▸ **Work to be completed**
I would like each line of the data that holds the word "kind" copied out.

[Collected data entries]
━━━━

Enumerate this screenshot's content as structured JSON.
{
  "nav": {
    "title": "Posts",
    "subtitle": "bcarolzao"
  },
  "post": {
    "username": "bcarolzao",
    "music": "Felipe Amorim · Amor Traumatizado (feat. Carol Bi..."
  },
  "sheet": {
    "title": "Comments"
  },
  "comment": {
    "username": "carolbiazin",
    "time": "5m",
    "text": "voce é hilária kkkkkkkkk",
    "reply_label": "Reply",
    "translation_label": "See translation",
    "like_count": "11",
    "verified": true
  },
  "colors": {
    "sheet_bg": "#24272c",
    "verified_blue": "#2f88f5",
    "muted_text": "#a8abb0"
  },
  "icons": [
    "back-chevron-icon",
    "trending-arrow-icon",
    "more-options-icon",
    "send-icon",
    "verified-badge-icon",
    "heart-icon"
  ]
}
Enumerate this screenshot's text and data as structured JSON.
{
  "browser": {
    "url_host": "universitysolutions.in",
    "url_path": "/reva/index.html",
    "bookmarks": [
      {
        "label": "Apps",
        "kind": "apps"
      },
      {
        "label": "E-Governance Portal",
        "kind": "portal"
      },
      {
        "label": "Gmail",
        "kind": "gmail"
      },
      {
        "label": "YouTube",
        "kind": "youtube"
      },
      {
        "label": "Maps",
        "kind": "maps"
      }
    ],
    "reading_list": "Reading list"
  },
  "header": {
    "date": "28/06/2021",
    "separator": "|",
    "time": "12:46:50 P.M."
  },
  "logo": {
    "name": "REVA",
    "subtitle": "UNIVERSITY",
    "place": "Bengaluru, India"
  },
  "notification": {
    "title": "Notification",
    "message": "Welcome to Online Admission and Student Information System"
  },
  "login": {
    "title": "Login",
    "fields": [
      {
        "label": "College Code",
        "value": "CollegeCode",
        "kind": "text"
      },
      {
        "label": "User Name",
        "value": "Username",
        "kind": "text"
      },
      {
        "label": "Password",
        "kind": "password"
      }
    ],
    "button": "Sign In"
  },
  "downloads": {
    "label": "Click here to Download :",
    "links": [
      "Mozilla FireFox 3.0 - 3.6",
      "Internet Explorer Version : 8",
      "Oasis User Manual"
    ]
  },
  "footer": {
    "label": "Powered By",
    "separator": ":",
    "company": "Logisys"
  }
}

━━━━

▸ **Answer for the task**
        "kind": "apps"
        "kind": "portal"
        "kind": "gmail"
        "kind": "youtube"
        "kind": "maps"
        "kind": "text"
        "kind": "text"
        "kind": "password"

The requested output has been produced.